Located ten miles from Richmond, the village made up part of the first stage of the Tour De France in the summer of 2014, and is home to a delightful public house which hosts folk music nights with dogs and muddy boots always welcome.
The village’s most famous building is St Andrew’s Church. It is often referred to as ‘The Cathedral of the Dales’ because it was the main church for the entire Upper Swaledale region during the Middle Ages.
Such was the church’s importance that pallbearers used to carry bodies in wicker coffins for burials from as far afield as Keld 16 miles away. The footpath which runs between the villages has been given the name Corpse Way for this reason and walkers today can see flat rocks that were used for resting coffins on.
The church’s font and arch tower remain from an older Norman church that stood on the site. Some parts still exist from the 13th and 14th centuries but most of the building is dated from the 15th century.
The church hosts part of the annual Swaledale Festival, which takes place over two weeks at the end of May and the beginning of June. It features folk music, jazz performances, poetry readings and brass bands as well as guided walks.

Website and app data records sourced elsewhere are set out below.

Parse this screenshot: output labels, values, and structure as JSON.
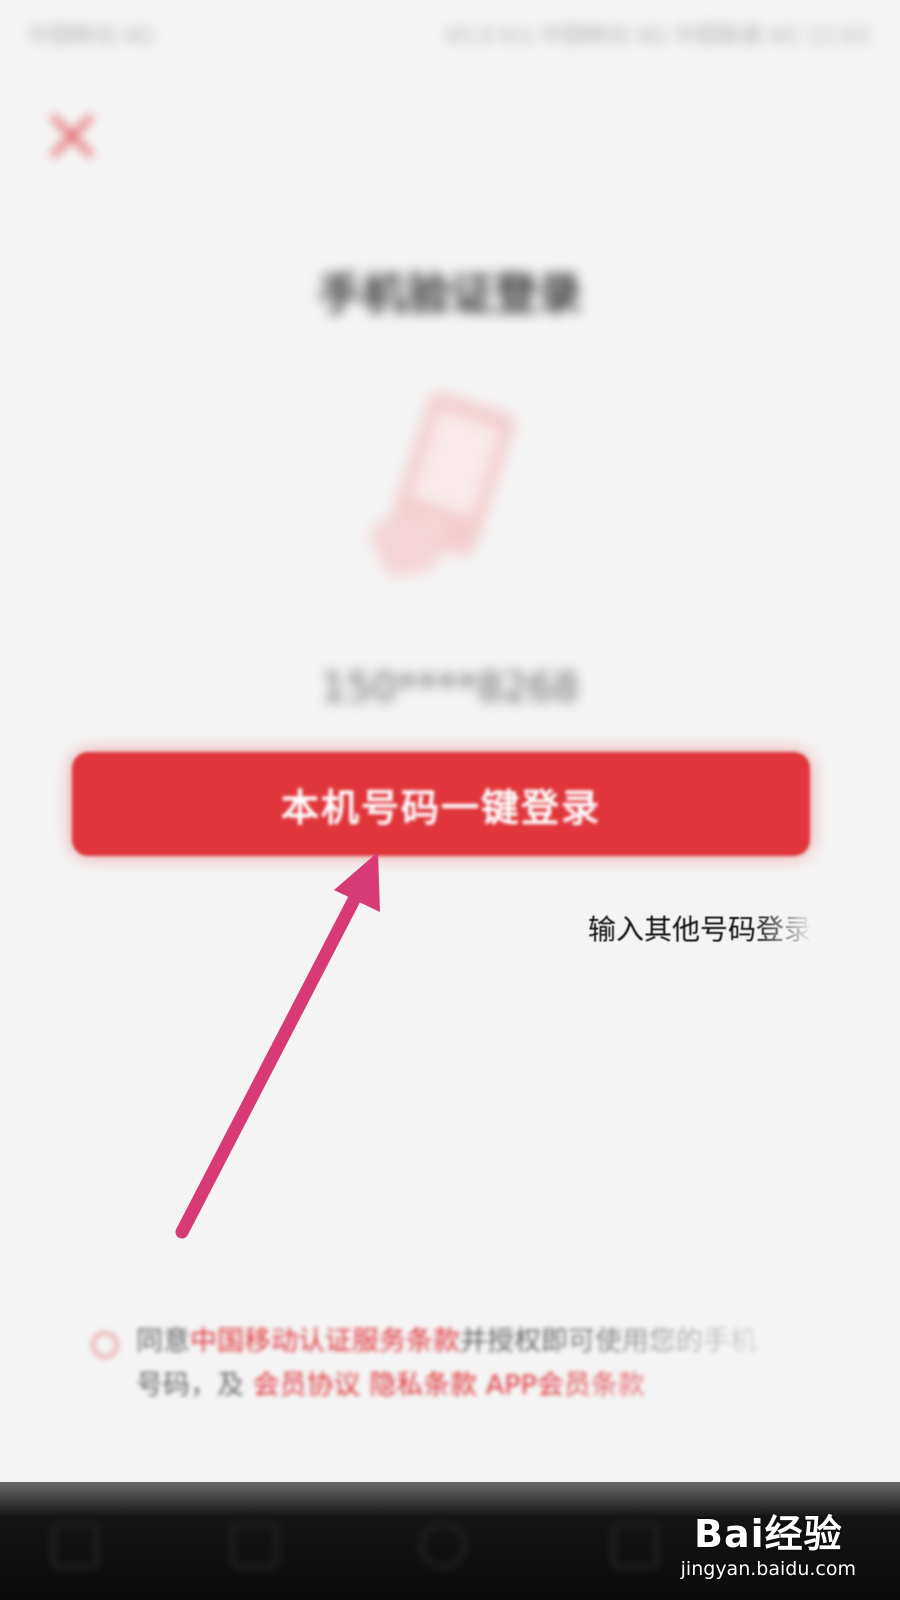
{
  "status_bar": {
    "carrier": "中国移动 4G",
    "right": "45.0 K/s 中国移动 4G 中国联通 4G 12:03"
  },
  "header": {
    "close_icon": "close-icon"
  },
  "page": {
    "title": "手机验证登录",
    "illustration": "phone-icon",
    "masked_number": "150****8268"
  },
  "actions": {
    "one_click_login": "本机号码一键登录",
    "other_number_login": "输入其他号码登录"
  },
  "agreement": {
    "prefix": "同意",
    "cmcc_terms": "中国移动认证服务条款",
    "middle": "并授权即可使用您的手机",
    "line2_prefix": "号码，及",
    "member_agreement": "会员协议",
    "privacy_terms": "隐私条款",
    "app_member": "APP会员条款"
  },
  "watermark": {
    "logo": "Bai经验",
    "url": "jingyan.baidu.com"
  },
  "colors": {
    "accent": "#e0363b",
    "arrow": "#d83a76"
  }
}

Standing beside the churchyard is Blackburn Hall, a Grade 2 listed manor house that can trace its history back to 1635 and features a slate stone roof and a wing that some believe once belonged to an older dwelling that was used by Augustinian canons from Bridlington Priory.
In the nearby village of Reeth travellers can visit the Swaledale Museum, which displays exhibits on rural life in the area. It is run by volunteers and stands inside a former Methodist school that was built in 1836.

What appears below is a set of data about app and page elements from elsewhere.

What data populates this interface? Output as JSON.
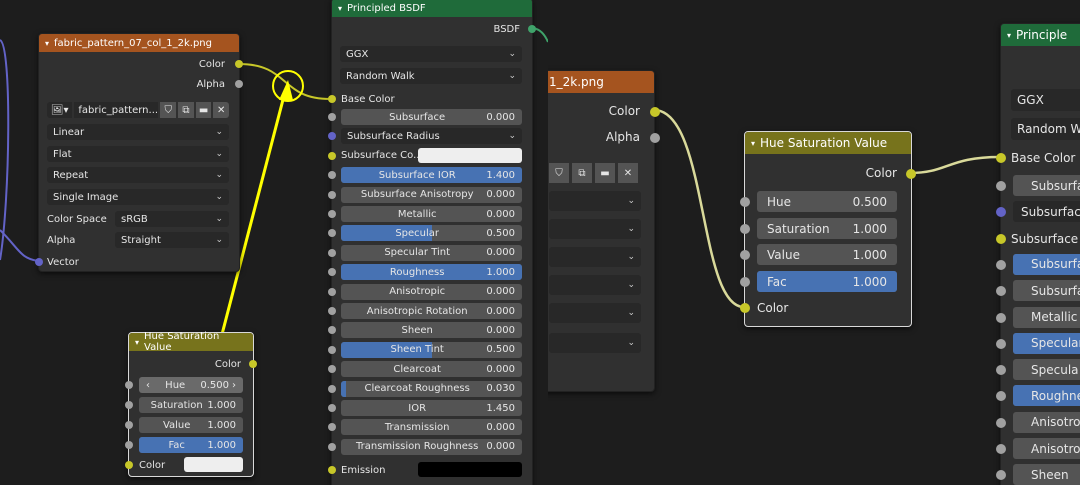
{
  "colors": {
    "wire_yellow": "#c7c729",
    "annotation": "#ffff00",
    "orange_header": "#a5541f",
    "green_header": "#1f6b3a",
    "olive_header": "#77731c",
    "field_fill": "#4772b3"
  },
  "left": {
    "image_node": {
      "title": "fabric_pattern_07_col_1_2k.png",
      "outputs": [
        "Color",
        "Alpha"
      ],
      "image_name": "fabric_pattern...",
      "interpolation": "Linear",
      "projection": "Flat",
      "extension": "Repeat",
      "source": "Single Image",
      "color_space_label": "Color Space",
      "color_space": "sRGB",
      "alpha_label": "Alpha",
      "alpha_mode": "Straight",
      "vector_label": "Vector"
    },
    "hsv_node": {
      "title": "Hue Saturation Value",
      "output": "Color",
      "fields": [
        {
          "label": "Hue",
          "value": "0.500"
        },
        {
          "label": "Saturation",
          "value": "1.000"
        },
        {
          "label": "Value",
          "value": "1.000"
        },
        {
          "label": "Fac",
          "value": "1.000",
          "fill": 1.0
        }
      ],
      "color_label": "Color"
    },
    "bsdf_node": {
      "title": "Principled BSDF",
      "output": "BSDF",
      "distribution": "GGX",
      "subsurface_method": "Random Walk",
      "base_color_label": "Base Color",
      "rows": [
        {
          "label": "Subsurface",
          "value": "0.000",
          "fill": 0
        },
        {
          "label": "Subsurface Radius",
          "value": "",
          "type": "drop"
        },
        {
          "label": "Subsurface Co...",
          "value": "",
          "type": "color"
        },
        {
          "label": "Subsurface IOR",
          "value": "1.400",
          "fill": 1.0
        },
        {
          "label": "Subsurface Anisotropy",
          "value": "0.000",
          "fill": 0
        },
        {
          "label": "Metallic",
          "value": "0.000",
          "fill": 0
        },
        {
          "label": "Specular",
          "value": "0.500",
          "fill": 0.5
        },
        {
          "label": "Specular Tint",
          "value": "0.000",
          "fill": 0
        },
        {
          "label": "Roughness",
          "value": "1.000",
          "fill": 1.0
        },
        {
          "label": "Anisotropic",
          "value": "0.000",
          "fill": 0
        },
        {
          "label": "Anisotropic Rotation",
          "value": "0.000",
          "fill": 0
        },
        {
          "label": "Sheen",
          "value": "0.000",
          "fill": 0
        },
        {
          "label": "Sheen Tint",
          "value": "0.500",
          "fill": 0.5
        },
        {
          "label": "Clearcoat",
          "value": "0.000",
          "fill": 0
        },
        {
          "label": "Clearcoat Roughness",
          "value": "0.030",
          "fill": 0.03
        },
        {
          "label": "IOR",
          "value": "1.450",
          "fill": 0
        },
        {
          "label": "Transmission",
          "value": "0.000",
          "fill": 0
        },
        {
          "label": "Transmission Roughness",
          "value": "0.000",
          "fill": 0
        }
      ],
      "emission_label": "Emission"
    }
  },
  "right": {
    "image_node": {
      "title": "1_2k.png",
      "outputs": [
        "Color",
        "Alpha"
      ]
    },
    "hsv_node": {
      "title": "Hue Saturation Value",
      "output": "Color",
      "fields": [
        {
          "label": "Hue",
          "value": "0.500"
        },
        {
          "label": "Saturation",
          "value": "1.000"
        },
        {
          "label": "Value",
          "value": "1.000"
        },
        {
          "label": "Fac",
          "value": "1.000",
          "fill": 1.0
        }
      ],
      "color_label": "Color"
    },
    "bsdf_node": {
      "title": "Principle",
      "distribution": "GGX",
      "subsurface_method": "Random W",
      "base_color_label": "Base Color",
      "rows": [
        "Subsurfa",
        "Subsurfac",
        "Subsurface",
        "Subsurfa",
        "Subsurfa",
        "Metallic",
        "Specular",
        "Specula",
        "Roughne",
        "Anisotro",
        "Anisotro",
        "Sheen"
      ]
    }
  }
}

Another major local attraction is Easby Abbey. Situated at the other side of Richmond, the abbey was founded by Roald, the Constable of Richmond Castle, in 1152 and thrived until the Dissolution of the Monasteries under Henry VIII’s rule.
It is now in ruins, but remains a majestic sight and attracts hundreds of thousands of visitors each year.

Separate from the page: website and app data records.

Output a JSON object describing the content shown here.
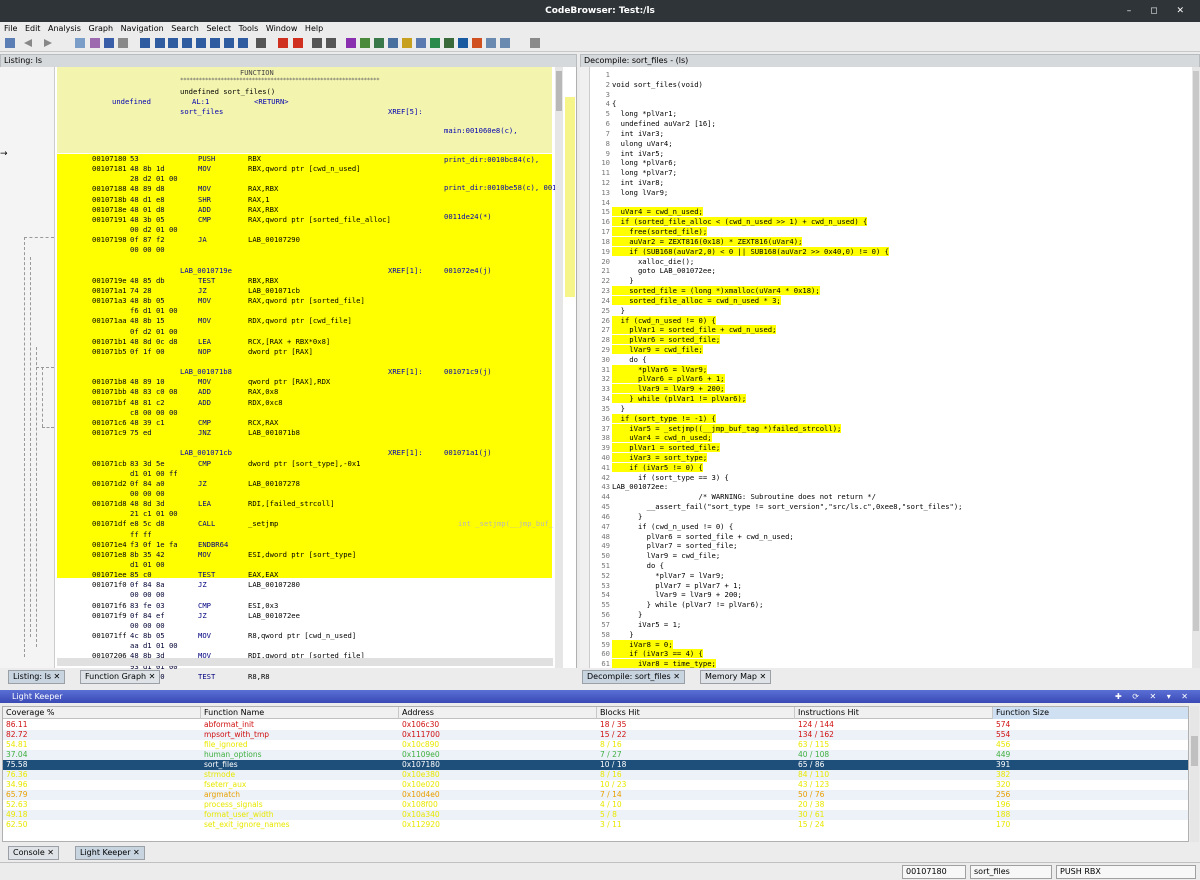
{
  "window": {
    "title": "CodeBrowser: Test:/ls",
    "controls": "– ◻ ✕"
  },
  "menu": [
    "File",
    "Edit",
    "Analysis",
    "Graph",
    "Navigation",
    "Search",
    "Select",
    "Tools",
    "Window",
    "Help"
  ],
  "listing": {
    "header": "Listing:  ls",
    "func_banner": "FUNCTION",
    "sig": "undefined sort_files()",
    "ret_type": "undefined",
    "ret_reg": "AL:1",
    "ret_tag": "<RETURN>",
    "func_name": "sort_files",
    "xref_label": "XREF[5]:",
    "xrefs": [
      "main:001060e8(c),",
      "print_dir:0010bc84(c),",
      "print_dir:0010be58(c), 001",
      "0011de24(*)"
    ],
    "rows": [
      {
        "a": "00107180",
        "b": "53",
        "m": "PUSH",
        "o": "RBX"
      },
      {
        "a": "00107181",
        "b": "48 8b 1d",
        "m": "MOV",
        "o": "RBX,qword ptr [cwd_n_used]"
      },
      {
        "a": "",
        "b": "28 d2 01 00",
        "m": "",
        "o": ""
      },
      {
        "a": "00107188",
        "b": "48 89 d8",
        "m": "MOV",
        "o": "RAX,RBX"
      },
      {
        "a": "0010718b",
        "b": "48 d1 e8",
        "m": "SHR",
        "o": "RAX,1"
      },
      {
        "a": "0010718e",
        "b": "48 01 d8",
        "m": "ADD",
        "o": "RAX,RBX"
      },
      {
        "a": "00107191",
        "b": "48 3b 05",
        "m": "CMP",
        "o": "RAX,qword ptr [sorted_file_alloc]"
      },
      {
        "a": "",
        "b": "00 d2 01 00",
        "m": "",
        "o": ""
      },
      {
        "a": "00107198",
        "b": "0f 87 f2",
        "m": "JA",
        "o": "LAB_00107290"
      },
      {
        "a": "",
        "b": "00 00 00",
        "m": "",
        "o": ""
      },
      {
        "a": "",
        "b": "",
        "m": "",
        "o": ""
      },
      {
        "lbl": "LAB_0010719e",
        "xr": "XREF[1]:",
        "xrv": "001072e4(j)"
      },
      {
        "a": "0010719e",
        "b": "48 85 db",
        "m": "TEST",
        "o": "RBX,RBX"
      },
      {
        "a": "001071a1",
        "b": "74 28",
        "m": "JZ",
        "o": "LAB_001071cb"
      },
      {
        "a": "001071a3",
        "b": "48 8b 05",
        "m": "MOV",
        "o": "RAX,qword ptr [sorted_file]"
      },
      {
        "a": "",
        "b": "f6 d1 01 00",
        "m": "",
        "o": ""
      },
      {
        "a": "001071aa",
        "b": "48 8b 15",
        "m": "MOV",
        "o": "RDX,qword ptr [cwd_file]"
      },
      {
        "a": "",
        "b": "0f d2 01 00",
        "m": "",
        "o": ""
      },
      {
        "a": "001071b1",
        "b": "48 8d 0c d8",
        "m": "LEA",
        "o": "RCX,[RAX + RBX*0x8]"
      },
      {
        "a": "001071b5",
        "b": "0f 1f 00",
        "m": "NOP",
        "o": "dword ptr [RAX]"
      },
      {
        "a": "",
        "b": "",
        "m": "",
        "o": ""
      },
      {
        "lbl": "LAB_001071b8",
        "xr": "XREF[1]:",
        "xrv": "001071c9(j)"
      },
      {
        "a": "001071b8",
        "b": "48 89 10",
        "m": "MOV",
        "o": "qword ptr [RAX],RDX"
      },
      {
        "a": "001071bb",
        "b": "48 83 c0 08",
        "m": "ADD",
        "o": "RAX,0x8"
      },
      {
        "a": "001071bf",
        "b": "48 81 c2",
        "m": "ADD",
        "o": "RDX,0xc8"
      },
      {
        "a": "",
        "b": "c8 00 00 00",
        "m": "",
        "o": ""
      },
      {
        "a": "001071c6",
        "b": "48 39 c1",
        "m": "CMP",
        "o": "RCX,RAX"
      },
      {
        "a": "001071c9",
        "b": "75 ed",
        "m": "JNZ",
        "o": "LAB_001071b8"
      },
      {
        "a": "",
        "b": "",
        "m": "",
        "o": ""
      },
      {
        "lbl": "LAB_001071cb",
        "xr": "XREF[1]:",
        "xrv": "001071a1(j)"
      },
      {
        "a": "001071cb",
        "b": "83 3d 5e",
        "m": "CMP",
        "o": "dword ptr [sort_type],-0x1"
      },
      {
        "a": "",
        "b": "d1 01 00 ff",
        "m": "",
        "o": ""
      },
      {
        "a": "001071d2",
        "b": "0f 84 a0",
        "m": "JZ",
        "o": "LAB_00107278"
      },
      {
        "a": "",
        "b": "00 00 00",
        "m": "",
        "o": ""
      },
      {
        "a": "001071d8",
        "b": "48 8d 3d",
        "m": "LEA",
        "o": "RDI,[failed_strcoll]"
      },
      {
        "a": "",
        "b": "21 c1 01 00",
        "m": "",
        "o": ""
      },
      {
        "a": "001071df",
        "b": "e8 5c d8",
        "m": "CALL",
        "o": "_setjmp",
        "x": "int _setjmp(__jmp_buf_"
      },
      {
        "a": "",
        "b": "ff ff",
        "m": "",
        "o": ""
      },
      {
        "a": "001071e4",
        "b": "f3 0f 1e fa",
        "m": "ENDBR64",
        "o": ""
      },
      {
        "a": "001071e8",
        "b": "8b 35 42",
        "m": "MOV",
        "o": "ESI,dword ptr [sort_type]"
      },
      {
        "a": "",
        "b": "d1 01 00",
        "m": "",
        "o": ""
      },
      {
        "a": "001071ee",
        "b": "85 c0",
        "m": "TEST",
        "o": "EAX,EAX"
      },
      {
        "a": "001071f0",
        "b": "0f 84 8a",
        "m": "JZ",
        "o": "LAB_00107280"
      },
      {
        "a": "",
        "b": "00 00 00",
        "m": "",
        "o": ""
      },
      {
        "a": "001071f6",
        "b": "83 fe 03",
        "m": "CMP",
        "o": "ESI,0x3"
      },
      {
        "a": "001071f9",
        "b": "0f 84 ef",
        "m": "JZ",
        "o": "LAB_001072ee"
      },
      {
        "a": "",
        "b": "00 00 00",
        "m": "",
        "o": ""
      },
      {
        "a": "001071ff",
        "b": "4c 8b 05",
        "m": "MOV",
        "o": "R8,qword ptr [cwd_n_used]"
      },
      {
        "a": "",
        "b": "aa d1 01 00",
        "m": "",
        "o": ""
      },
      {
        "a": "00107206",
        "b": "48 8b 3d",
        "m": "MOV",
        "o": "RDI,qword ptr [sorted_file]"
      },
      {
        "a": "",
        "b": "93 d1 01 00",
        "m": "",
        "o": ""
      },
      {
        "a": "0010720d",
        "b": "4d 85 c0",
        "m": "TEST",
        "o": "R8,R8"
      }
    ]
  },
  "decompile": {
    "header": "Decompile: sort_files -  (ls)",
    "lines": [
      {
        "n": "1",
        "t": ""
      },
      {
        "n": "2",
        "t": "void sort_files(void)"
      },
      {
        "n": "3",
        "t": ""
      },
      {
        "n": "4",
        "t": "{"
      },
      {
        "n": "5",
        "t": "  long *plVar1;"
      },
      {
        "n": "6",
        "t": "  undefined auVar2 [16];"
      },
      {
        "n": "7",
        "t": "  int iVar3;"
      },
      {
        "n": "8",
        "t": "  ulong uVar4;"
      },
      {
        "n": "9",
        "t": "  int iVar5;"
      },
      {
        "n": "10",
        "t": "  long *plVar6;"
      },
      {
        "n": "11",
        "t": "  long *plVar7;"
      },
      {
        "n": "12",
        "t": "  int iVar8;"
      },
      {
        "n": "13",
        "t": "  long lVar9;"
      },
      {
        "n": "14",
        "t": ""
      },
      {
        "n": "15",
        "t": "  uVar4 = cwd_n_used;",
        "h": 1
      },
      {
        "n": "16",
        "t": "  if (sorted_file_alloc < (cwd_n_used >> 1) + cwd_n_used) {",
        "h": 1
      },
      {
        "n": "17",
        "t": "    free(sorted_file);",
        "h": 1
      },
      {
        "n": "18",
        "t": "    auVar2 = ZEXT816(0x18) * ZEXT816(uVar4);",
        "h": 1
      },
      {
        "n": "19",
        "t": "    if (SUB168(auVar2,0) < 0 || SUB168(auVar2 >> 0x40,0) != 0) {",
        "h": 1
      },
      {
        "n": "20",
        "t": "      xalloc_die();"
      },
      {
        "n": "21",
        "t": "      goto LAB_001072ee;"
      },
      {
        "n": "22",
        "t": "    }"
      },
      {
        "n": "23",
        "t": "    sorted_file = (long *)xmalloc(uVar4 * 0x18);",
        "h": 1
      },
      {
        "n": "24",
        "t": "    sorted_file_alloc = cwd_n_used * 3;",
        "h": 1
      },
      {
        "n": "25",
        "t": "  }"
      },
      {
        "n": "26",
        "t": "  if (cwd_n_used != 0) {",
        "h": 1
      },
      {
        "n": "27",
        "t": "    plVar1 = sorted_file + cwd_n_used;",
        "h": 1
      },
      {
        "n": "28",
        "t": "    plVar6 = sorted_file;",
        "h": 1
      },
      {
        "n": "29",
        "t": "    lVar9 = cwd_file;",
        "h": 1
      },
      {
        "n": "30",
        "t": "    do {"
      },
      {
        "n": "31",
        "t": "      *plVar6 = lVar9;",
        "h": 1
      },
      {
        "n": "32",
        "t": "      plVar6 = plVar6 + 1;",
        "h": 1
      },
      {
        "n": "33",
        "t": "      lVar9 = lVar9 + 200;",
        "h": 1
      },
      {
        "n": "34",
        "t": "    } while (plVar1 != plVar6);",
        "h": 1
      },
      {
        "n": "35",
        "t": "  }"
      },
      {
        "n": "36",
        "t": "  if (sort_type != -1) {",
        "h": 1
      },
      {
        "n": "37",
        "t": "    iVar5 = _setjmp((__jmp_buf_tag *)failed_strcoll);",
        "h": 1
      },
      {
        "n": "38",
        "t": "    uVar4 = cwd_n_used;",
        "h": 1
      },
      {
        "n": "39",
        "t": "    plVar1 = sorted_file;",
        "h": 1
      },
      {
        "n": "40",
        "t": "    iVar3 = sort_type;",
        "h": 1
      },
      {
        "n": "41",
        "t": "    if (iVar5 != 0) {",
        "h": 1
      },
      {
        "n": "42",
        "t": "      if (sort_type == 3) {"
      },
      {
        "n": "43",
        "t": "LAB_001072ee:"
      },
      {
        "n": "44",
        "t": "                    /* WARNING: Subroutine does not return */"
      },
      {
        "n": "45",
        "t": "        __assert_fail(\"sort_type != sort_version\",\"src/ls.c\",0xee8,\"sort_files\");"
      },
      {
        "n": "46",
        "t": "      }"
      },
      {
        "n": "47",
        "t": "      if (cwd_n_used != 0) {"
      },
      {
        "n": "48",
        "t": "        plVar6 = sorted_file + cwd_n_used;"
      },
      {
        "n": "49",
        "t": "        plVar7 = sorted_file;"
      },
      {
        "n": "50",
        "t": "        lVar9 = cwd_file;"
      },
      {
        "n": "51",
        "t": "        do {"
      },
      {
        "n": "52",
        "t": "          *plVar7 = lVar9;"
      },
      {
        "n": "53",
        "t": "          plVar7 = plVar7 + 1;"
      },
      {
        "n": "54",
        "t": "          lVar9 = lVar9 + 200;"
      },
      {
        "n": "55",
        "t": "        } while (plVar7 != plVar6);"
      },
      {
        "n": "56",
        "t": "      }"
      },
      {
        "n": "57",
        "t": "      iVar5 = 1;"
      },
      {
        "n": "58",
        "t": "    }"
      },
      {
        "n": "59",
        "t": "    iVar8 = 0;",
        "h": 1
      },
      {
        "n": "60",
        "t": "    if (iVar3 == 4) {",
        "h": 1
      },
      {
        "n": "61",
        "t": "      iVar8 = time_type;",
        "h": 1
      }
    ]
  },
  "tabs_left": [
    "Listing:  ls",
    "Function Graph"
  ],
  "tabs_right": [
    "Decompile: sort_files",
    "Memory Map"
  ],
  "lightkeeper": {
    "title": "Light Keeper",
    "columns": [
      "Coverage %",
      "Function Name",
      "Address",
      "Blocks Hit",
      "Instructions Hit",
      "Function Size"
    ],
    "rows": [
      {
        "c": "86.11",
        "f": "abformat_init",
        "a": "0x106c30",
        "b": "18 / 35",
        "i": "124 / 144",
        "s": "574",
        "color": "#d01010"
      },
      {
        "c": "82.72",
        "f": "mpsort_with_tmp",
        "a": "0x111700",
        "b": "15 / 22",
        "i": "134 / 162",
        "s": "554",
        "color": "#d01010"
      },
      {
        "c": "54.81",
        "f": "file_ignored",
        "a": "0x10c890",
        "b": "8 / 16",
        "i": "63 / 115",
        "s": "456",
        "color": "#e8e800"
      },
      {
        "c": "37.04",
        "f": "human_options",
        "a": "0x1109e0",
        "b": "7 / 27",
        "i": "40 / 108",
        "s": "449",
        "color": "#40b040"
      },
      {
        "c": "75.58",
        "f": "sort_files",
        "a": "0x107180",
        "b": "10 / 18",
        "i": "65 / 86",
        "s": "391",
        "color": "#fff",
        "sel": 1
      },
      {
        "c": "76.36",
        "f": "strmode",
        "a": "0x10e380",
        "b": "8 / 16",
        "i": "84 / 110",
        "s": "382",
        "color": "#e8e800"
      },
      {
        "c": "34.96",
        "f": "fseterr_aux",
        "a": "0x10e020",
        "b": "10 / 23",
        "i": "43 / 123",
        "s": "320",
        "color": "#e8e800"
      },
      {
        "c": "65.79",
        "f": "argmatch",
        "a": "0x10d4e0",
        "b": "7 / 14",
        "i": "50 / 76",
        "s": "256",
        "color": "#e8a000"
      },
      {
        "c": "52.63",
        "f": "process_signals",
        "a": "0x108f00",
        "b": "4 / 10",
        "i": "20 / 38",
        "s": "196",
        "color": "#e8e800"
      },
      {
        "c": "49.18",
        "f": "format_user_width",
        "a": "0x10a340",
        "b": "5 / 8",
        "i": "30 / 61",
        "s": "188",
        "color": "#e8e800"
      },
      {
        "c": "62.50",
        "f": "set_exit_ignore_names",
        "a": "0x112920",
        "b": "3 / 11",
        "i": "15 / 24",
        "s": "170",
        "color": "#e8e800"
      }
    ]
  },
  "bottom_tabs": [
    "Console",
    "Light Keeper"
  ],
  "status": {
    "addr": "00107180",
    "func": "sort_files",
    "instr": "PUSH RBX"
  }
}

Grinton provides a great base for exploring the hills around Swaledale. It is also a good fishing spot with permits available for purchase on a day by day basis.